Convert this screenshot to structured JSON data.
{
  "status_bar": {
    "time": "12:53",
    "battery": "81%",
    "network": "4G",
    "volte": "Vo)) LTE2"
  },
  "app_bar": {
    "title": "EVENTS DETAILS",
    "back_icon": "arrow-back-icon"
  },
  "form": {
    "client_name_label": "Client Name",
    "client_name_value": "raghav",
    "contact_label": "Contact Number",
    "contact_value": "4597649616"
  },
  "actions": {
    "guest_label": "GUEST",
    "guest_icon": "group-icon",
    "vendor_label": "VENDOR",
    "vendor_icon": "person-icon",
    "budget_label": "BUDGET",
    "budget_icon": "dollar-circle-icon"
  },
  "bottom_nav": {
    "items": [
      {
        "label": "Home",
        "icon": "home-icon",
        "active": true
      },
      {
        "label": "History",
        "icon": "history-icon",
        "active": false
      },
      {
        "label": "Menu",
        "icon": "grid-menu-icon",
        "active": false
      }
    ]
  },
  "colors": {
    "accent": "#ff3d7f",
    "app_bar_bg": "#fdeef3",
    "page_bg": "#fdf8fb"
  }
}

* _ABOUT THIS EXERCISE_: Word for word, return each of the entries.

* _ANSWER BELOW_:
Convert this screenshot to structured JSON data.
{
  "status_bar": {
    "time": "12:53",
    "battery": "81%",
    "network": "4G",
    "volte": "Vo)) LTE2"
  },
  "app_bar": {
    "title": "EVENTS DETAILS",
    "back_icon": "arrow-back-icon"
  },
  "form": {
    "client_name_label": "Client Name",
    "client_name_value": "raghav",
    "contact_label": "Contact Number",
    "contact_value": "4597649616"
  },
  "actions": {
    "guest_label": "GUEST",
    "guest_icon": "group-icon",
    "vendor_label": "VENDOR",
    "vendor_icon": "person-icon",
    "budget_label": "BUDGET",
    "budget_icon": "dollar-circle-icon"
  },
  "bottom_nav": {
    "items": [
      {
        "label": "Home",
        "icon": "home-icon",
        "active": true
      },
      {
        "label": "History",
        "icon": "history-icon",
        "active": false
      },
      {
        "label": "Menu",
        "icon": "grid-menu-icon",
        "active": false
      }
    ]
  },
  "colors": {
    "accent": "#ff3d7f",
    "app_bar_bg": "#fdeef3",
    "page_bg": "#fdf8fb"
  }
}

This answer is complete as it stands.